One-third of NHS staff would not want relatives treated in their hospitals: survey
17 March 2011
More than a third of respondents in a survey of Britain's National Health Service (NHS) employees, said they would be unhappy to have their relatives or friends treated in the hospitals they work in, reflecting their low morale. Nearly a half would not recommend their trust as a place to work.
The survey by Care Quality Commission (CQC), the independent regulator for health and adult social care in England, also reveals that eight per cent of the National Health Service (NHS) staff overall reported experiencing physical violence from patients, relatives or other members of the public.
About 15 per cent said they had been subjected to bullying, harassment and even abuse. The figures on violence were higher for front-line staff (12 per cent), particularly workers in ambulance trusts (18 per cent) and mental health trusts (15 per cent).
Bullying, harassment and abuse from patients and relatives were also more prevalent among front-line staff (18 per cent) and much worse for ambulance workers (27 per cent). Fifteen per cent of all staff had experienced bullying, harassment and abuse from their line manager or other colleagues.
The CQC published the results of its eighth annual survey, organised to elicit the views of the NHS staff across England.
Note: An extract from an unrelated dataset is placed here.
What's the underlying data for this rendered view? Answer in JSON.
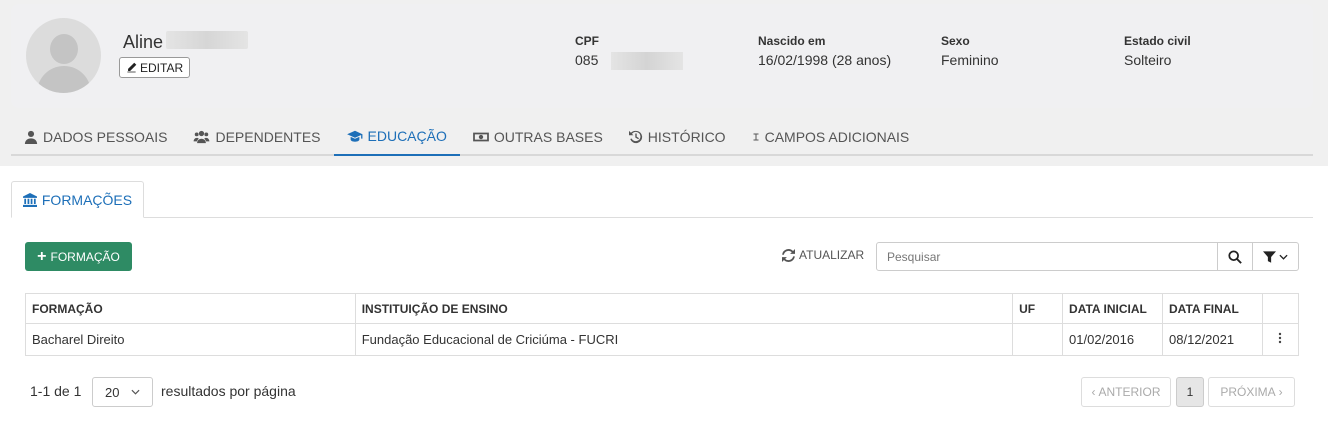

Almost 165,000 employees at the country's 388 trusts took part in the survey, which was carried out during the final quarter of last year. Only 54 per cent of those who were asked to participate, responded to the survey, compared with 55 per cent in 2009.
The survey covered all occupational groups, from doctors and nurses to clerical workers, and from radiographers to clinical psychologists.
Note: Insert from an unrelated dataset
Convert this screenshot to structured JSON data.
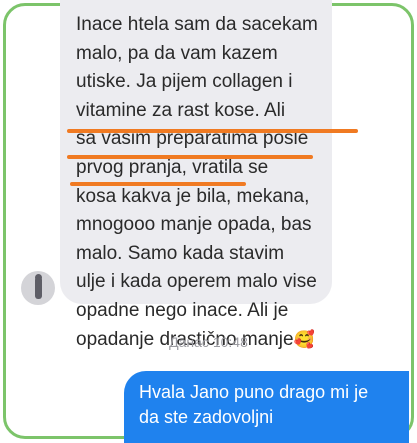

''This is an important survey because it provides a snapshot of how those who work within the NHS feel about what they do and the experiences they have at work,'' said Cynthia Bower, CQC's chief executive. ''I know that the vast majority of NHS employees are personally committed and motivated to do the best work they possibly can. The survey results will help trusts to pinpoint what else they can do to support and develop staff to ensure they can provide the best care for patients.''
Britain's NHS has been facing a lot of challenges in recent years, mainly on account of lack of funding. Many patients have to wait for weeks for ordinary procedures, and a few are forced to look to countries such as India, where medical tourism is growing.